But I couldn’t get Chris’s suggestion out of my head all afternoon. There was something about taking on this rollercoaster that seemed like the right thing to do today.

So, dear readers, I rode that rollercoaster again today! And, as I had hoped, I had a revelation while doing so.

Life can really suck sometimes. And sometimes you just have to close your eyes, grit your teeth, grunt or even scream. But you get through it. Sometimes your stomach will drop out and you’ll feel sick to your stomach. Sometimes the speed with which things change can make you want to scream “JUST STOP!” And sometimes you need to “go it alone” with your loved ones cheering you on rather than being right there with you.

But, other times, you’ll soar. The wind will whip through your hair. You’ll feel almost weightless. The speed will be invigorating and the adrenaline and nerves will push you to new heights. You’ll grip the safety bar and hold on for dear life, trying to just enjoy the ride.

I looked at Chris and my three kids’ faces when I got off the rollercoaster. And what I saw in each of their eyes was pride. For my kids, pride that their mommy had accomplished this amazing feat of bravery. For Chris, pride that I’ve come so far since the last time I rode it.

So what I’d like to say on this very special day, is that I’m not healed.
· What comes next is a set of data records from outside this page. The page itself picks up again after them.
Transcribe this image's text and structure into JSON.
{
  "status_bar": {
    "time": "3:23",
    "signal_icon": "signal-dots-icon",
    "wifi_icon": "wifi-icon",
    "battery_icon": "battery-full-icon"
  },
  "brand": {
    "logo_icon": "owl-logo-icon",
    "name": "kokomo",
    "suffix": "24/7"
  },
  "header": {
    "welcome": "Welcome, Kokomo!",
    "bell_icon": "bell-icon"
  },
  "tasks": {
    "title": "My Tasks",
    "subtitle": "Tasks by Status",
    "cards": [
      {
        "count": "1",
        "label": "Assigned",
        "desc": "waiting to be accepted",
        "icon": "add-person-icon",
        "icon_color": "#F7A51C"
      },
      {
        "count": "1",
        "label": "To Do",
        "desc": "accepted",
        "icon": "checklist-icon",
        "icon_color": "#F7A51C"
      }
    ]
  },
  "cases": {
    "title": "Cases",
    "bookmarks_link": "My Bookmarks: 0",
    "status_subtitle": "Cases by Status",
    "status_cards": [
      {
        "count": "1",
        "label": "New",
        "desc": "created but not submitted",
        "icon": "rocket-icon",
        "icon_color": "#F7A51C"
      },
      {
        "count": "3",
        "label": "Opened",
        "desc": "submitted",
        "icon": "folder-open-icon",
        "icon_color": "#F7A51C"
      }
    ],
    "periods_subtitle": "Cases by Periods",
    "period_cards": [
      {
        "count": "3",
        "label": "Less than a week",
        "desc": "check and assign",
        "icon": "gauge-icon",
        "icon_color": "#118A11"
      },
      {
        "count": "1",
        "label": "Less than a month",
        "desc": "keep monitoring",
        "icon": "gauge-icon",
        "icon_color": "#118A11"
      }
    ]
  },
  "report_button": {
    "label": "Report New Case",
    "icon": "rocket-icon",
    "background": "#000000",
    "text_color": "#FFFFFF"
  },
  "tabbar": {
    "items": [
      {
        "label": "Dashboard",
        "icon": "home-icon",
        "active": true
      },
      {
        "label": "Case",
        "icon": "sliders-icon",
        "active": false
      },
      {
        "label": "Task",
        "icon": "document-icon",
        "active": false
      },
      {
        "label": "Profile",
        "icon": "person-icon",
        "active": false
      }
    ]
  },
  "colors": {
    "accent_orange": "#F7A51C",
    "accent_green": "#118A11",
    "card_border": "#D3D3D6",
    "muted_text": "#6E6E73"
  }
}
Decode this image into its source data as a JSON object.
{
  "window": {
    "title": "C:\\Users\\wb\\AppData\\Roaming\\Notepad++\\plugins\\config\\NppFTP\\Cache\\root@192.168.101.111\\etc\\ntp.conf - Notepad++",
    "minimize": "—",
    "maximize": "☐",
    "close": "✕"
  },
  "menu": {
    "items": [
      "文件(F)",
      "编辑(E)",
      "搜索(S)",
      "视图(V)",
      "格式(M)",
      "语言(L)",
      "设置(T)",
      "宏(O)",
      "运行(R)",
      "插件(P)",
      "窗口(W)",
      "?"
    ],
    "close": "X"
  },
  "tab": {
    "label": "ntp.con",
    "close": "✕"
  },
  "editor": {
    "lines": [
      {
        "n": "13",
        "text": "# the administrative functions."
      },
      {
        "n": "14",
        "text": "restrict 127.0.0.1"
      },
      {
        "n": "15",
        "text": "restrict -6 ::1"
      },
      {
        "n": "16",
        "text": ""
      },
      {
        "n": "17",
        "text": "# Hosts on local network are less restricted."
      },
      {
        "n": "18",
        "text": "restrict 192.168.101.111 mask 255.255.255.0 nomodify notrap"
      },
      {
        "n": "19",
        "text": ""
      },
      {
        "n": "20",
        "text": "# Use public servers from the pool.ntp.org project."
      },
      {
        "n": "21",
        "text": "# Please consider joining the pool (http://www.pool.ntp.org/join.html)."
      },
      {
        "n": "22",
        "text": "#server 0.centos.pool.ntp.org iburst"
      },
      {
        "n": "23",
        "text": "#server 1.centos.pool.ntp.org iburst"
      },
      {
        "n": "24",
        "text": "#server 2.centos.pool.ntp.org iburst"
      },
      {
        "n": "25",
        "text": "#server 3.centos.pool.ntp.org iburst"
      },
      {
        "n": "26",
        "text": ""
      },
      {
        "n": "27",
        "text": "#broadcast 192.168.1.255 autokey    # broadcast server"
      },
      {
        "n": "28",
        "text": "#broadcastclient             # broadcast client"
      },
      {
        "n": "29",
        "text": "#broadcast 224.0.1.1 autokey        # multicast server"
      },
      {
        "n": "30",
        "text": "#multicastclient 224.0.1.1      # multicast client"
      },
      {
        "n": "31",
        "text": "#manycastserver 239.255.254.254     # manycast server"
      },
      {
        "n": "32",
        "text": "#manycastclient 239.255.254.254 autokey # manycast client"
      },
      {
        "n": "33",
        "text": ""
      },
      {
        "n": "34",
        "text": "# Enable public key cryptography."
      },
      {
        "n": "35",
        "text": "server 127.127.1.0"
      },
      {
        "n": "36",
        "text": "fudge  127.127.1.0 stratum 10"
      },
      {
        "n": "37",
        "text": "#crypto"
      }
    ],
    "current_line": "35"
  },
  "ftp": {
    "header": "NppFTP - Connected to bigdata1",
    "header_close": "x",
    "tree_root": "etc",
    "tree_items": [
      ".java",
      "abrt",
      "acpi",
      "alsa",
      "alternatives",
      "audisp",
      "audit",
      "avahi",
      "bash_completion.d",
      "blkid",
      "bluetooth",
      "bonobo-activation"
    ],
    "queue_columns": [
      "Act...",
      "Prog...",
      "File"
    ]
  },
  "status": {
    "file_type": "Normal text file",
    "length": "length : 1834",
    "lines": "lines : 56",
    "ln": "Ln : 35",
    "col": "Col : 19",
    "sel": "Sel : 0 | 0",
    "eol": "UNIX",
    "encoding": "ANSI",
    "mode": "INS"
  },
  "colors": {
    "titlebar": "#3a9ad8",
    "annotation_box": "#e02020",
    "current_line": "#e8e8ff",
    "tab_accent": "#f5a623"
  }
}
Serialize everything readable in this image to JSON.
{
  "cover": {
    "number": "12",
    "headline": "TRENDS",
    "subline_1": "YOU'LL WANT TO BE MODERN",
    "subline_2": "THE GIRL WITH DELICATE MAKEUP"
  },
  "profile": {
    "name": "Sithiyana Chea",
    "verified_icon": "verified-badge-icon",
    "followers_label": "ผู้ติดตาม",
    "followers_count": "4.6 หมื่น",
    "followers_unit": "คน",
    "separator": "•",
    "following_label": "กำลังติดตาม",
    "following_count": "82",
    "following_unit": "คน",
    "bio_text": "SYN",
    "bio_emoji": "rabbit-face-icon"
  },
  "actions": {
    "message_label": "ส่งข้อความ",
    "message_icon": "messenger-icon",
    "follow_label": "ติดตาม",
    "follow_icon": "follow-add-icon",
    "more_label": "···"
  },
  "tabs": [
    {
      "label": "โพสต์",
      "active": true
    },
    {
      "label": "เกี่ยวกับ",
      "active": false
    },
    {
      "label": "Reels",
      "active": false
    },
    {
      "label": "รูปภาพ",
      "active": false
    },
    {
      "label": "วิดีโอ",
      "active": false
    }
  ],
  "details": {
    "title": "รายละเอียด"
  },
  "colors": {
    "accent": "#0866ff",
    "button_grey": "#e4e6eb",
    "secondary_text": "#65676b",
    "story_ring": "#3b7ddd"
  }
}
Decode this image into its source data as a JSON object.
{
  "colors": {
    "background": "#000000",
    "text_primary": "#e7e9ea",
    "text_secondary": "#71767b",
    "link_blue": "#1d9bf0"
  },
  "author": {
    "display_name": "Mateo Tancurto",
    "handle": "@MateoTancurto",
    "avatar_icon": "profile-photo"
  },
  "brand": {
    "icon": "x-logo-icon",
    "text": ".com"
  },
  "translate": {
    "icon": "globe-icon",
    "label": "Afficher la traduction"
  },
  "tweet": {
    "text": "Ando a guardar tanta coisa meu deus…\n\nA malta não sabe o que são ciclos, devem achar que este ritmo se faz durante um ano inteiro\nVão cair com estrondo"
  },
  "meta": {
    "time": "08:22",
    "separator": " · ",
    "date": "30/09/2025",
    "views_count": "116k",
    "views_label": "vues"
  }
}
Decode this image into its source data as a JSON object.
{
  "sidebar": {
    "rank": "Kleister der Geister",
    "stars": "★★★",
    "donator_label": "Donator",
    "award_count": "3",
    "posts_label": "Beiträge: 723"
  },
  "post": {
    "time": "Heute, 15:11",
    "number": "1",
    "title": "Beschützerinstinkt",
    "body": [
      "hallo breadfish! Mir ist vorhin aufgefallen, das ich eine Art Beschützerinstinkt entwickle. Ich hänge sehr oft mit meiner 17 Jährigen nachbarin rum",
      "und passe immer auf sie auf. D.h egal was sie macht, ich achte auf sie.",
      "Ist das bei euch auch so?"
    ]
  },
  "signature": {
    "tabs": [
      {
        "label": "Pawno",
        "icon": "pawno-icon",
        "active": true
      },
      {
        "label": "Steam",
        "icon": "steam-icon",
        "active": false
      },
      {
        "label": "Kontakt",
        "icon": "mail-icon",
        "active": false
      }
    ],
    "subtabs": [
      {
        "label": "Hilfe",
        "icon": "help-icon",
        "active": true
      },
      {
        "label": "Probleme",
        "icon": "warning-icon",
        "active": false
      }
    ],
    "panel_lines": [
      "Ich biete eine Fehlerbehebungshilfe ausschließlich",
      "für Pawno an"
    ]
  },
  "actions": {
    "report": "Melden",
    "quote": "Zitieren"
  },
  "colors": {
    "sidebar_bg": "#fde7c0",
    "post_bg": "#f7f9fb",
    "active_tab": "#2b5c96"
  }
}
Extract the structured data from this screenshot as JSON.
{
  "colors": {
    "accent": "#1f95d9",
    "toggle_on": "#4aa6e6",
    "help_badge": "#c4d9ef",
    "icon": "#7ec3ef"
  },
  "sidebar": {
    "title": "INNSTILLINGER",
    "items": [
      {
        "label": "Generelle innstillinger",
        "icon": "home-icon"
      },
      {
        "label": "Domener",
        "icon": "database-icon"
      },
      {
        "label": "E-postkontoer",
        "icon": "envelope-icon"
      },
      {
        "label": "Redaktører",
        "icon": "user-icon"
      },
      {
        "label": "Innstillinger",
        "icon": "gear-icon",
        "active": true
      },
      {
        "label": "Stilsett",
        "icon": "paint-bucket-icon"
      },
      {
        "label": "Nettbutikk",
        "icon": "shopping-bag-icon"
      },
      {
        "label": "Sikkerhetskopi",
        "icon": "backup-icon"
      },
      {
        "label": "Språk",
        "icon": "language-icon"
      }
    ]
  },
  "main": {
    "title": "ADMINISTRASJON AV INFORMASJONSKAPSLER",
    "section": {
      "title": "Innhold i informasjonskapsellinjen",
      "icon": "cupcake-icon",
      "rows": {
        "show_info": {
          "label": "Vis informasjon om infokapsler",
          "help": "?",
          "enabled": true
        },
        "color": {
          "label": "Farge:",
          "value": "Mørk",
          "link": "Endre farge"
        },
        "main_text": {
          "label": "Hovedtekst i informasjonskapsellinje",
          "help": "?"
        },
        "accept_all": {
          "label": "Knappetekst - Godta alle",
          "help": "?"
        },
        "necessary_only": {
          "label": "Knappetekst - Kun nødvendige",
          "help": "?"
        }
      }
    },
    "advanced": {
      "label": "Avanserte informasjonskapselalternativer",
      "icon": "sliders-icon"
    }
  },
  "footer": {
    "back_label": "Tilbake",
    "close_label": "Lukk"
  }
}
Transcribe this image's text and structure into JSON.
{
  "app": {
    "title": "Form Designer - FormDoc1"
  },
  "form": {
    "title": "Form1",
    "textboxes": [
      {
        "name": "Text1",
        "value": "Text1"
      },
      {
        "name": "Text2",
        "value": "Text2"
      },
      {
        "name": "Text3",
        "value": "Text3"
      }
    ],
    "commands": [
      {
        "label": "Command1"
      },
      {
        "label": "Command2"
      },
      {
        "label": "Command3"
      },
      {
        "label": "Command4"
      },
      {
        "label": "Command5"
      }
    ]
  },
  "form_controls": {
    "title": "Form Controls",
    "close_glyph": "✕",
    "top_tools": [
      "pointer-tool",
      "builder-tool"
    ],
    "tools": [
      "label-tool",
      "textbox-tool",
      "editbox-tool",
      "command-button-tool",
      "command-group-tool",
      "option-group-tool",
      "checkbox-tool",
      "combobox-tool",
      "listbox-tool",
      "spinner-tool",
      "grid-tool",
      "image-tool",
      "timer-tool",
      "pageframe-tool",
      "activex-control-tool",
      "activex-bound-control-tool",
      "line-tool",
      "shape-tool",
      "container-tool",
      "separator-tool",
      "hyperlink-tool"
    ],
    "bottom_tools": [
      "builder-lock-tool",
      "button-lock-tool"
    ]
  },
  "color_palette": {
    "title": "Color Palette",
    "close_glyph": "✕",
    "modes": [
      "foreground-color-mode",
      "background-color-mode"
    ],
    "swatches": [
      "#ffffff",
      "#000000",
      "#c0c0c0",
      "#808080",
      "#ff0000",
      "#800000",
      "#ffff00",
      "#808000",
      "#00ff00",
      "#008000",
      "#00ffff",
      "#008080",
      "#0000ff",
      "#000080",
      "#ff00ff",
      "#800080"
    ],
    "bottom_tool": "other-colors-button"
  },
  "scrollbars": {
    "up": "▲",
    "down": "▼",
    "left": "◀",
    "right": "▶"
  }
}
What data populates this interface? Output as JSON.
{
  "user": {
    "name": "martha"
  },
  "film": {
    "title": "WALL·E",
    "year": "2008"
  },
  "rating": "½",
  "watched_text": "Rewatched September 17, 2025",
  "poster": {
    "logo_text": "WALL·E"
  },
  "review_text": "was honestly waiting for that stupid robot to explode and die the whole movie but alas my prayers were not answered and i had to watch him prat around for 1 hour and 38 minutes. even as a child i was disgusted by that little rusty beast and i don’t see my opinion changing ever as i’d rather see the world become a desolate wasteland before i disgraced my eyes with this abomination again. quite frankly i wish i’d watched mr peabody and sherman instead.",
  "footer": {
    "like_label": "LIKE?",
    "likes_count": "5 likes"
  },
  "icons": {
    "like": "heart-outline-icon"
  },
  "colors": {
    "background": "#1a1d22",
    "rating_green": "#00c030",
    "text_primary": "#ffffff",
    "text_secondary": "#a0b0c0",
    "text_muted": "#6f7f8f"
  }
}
I will never be healed or recovered or all better. I will never have a day when I don’t think about my sweet Sophia. I will never forget her and I will always try to find ways to honor her short life.

No, I am not healed or recovered or all better.

But I’m not stuck.

I am moving forward.

Just like that rollercoaster.

The Moth Mainstage

Well, the most exciting thing has happened, my loyal readers. I have been selected as a storyteller in an event called The Moth Mainstage. Let me tell you a bit about this incredible opportunity.

On November 10, 2012, I, along with four others, will tell a story to an audience of about 1,000 people at the Fitzgerald Theater in St. Paul, MN.

The stories will each be 10 minutes.

The stories will be true.

The stories will be told with no notes or cheat sheets or anything. I’ll just stand there at a microphone and tell my story.

When I called the “PitchLINE” to “pitch” my story several months ago, I never thought anything would truly happen. But instead, I got an email and then a phone call from The Moth asking me for more details on my story. I worked with a producer for a few weeks to craft my story and then last week, I got word that I was being “cast” in the Mainstage event in St. Paul!

This is by far the biggest venue I have ever had to tell my story (well, I guess if you count the internet, that’s not totally true!) I will have 1,058 captive people who have paid good money to come and hear good stories.

Many people have wondered how I could do something like this. They’ve said that they would be nervous wrecks. They’ve told me I must be crazy!

But when I walk up to that microphone, and I look out at that audience, and when I see the faces of my friends and family, I will say a silent prayer to Sophia.

And I will know how proud of me she will be.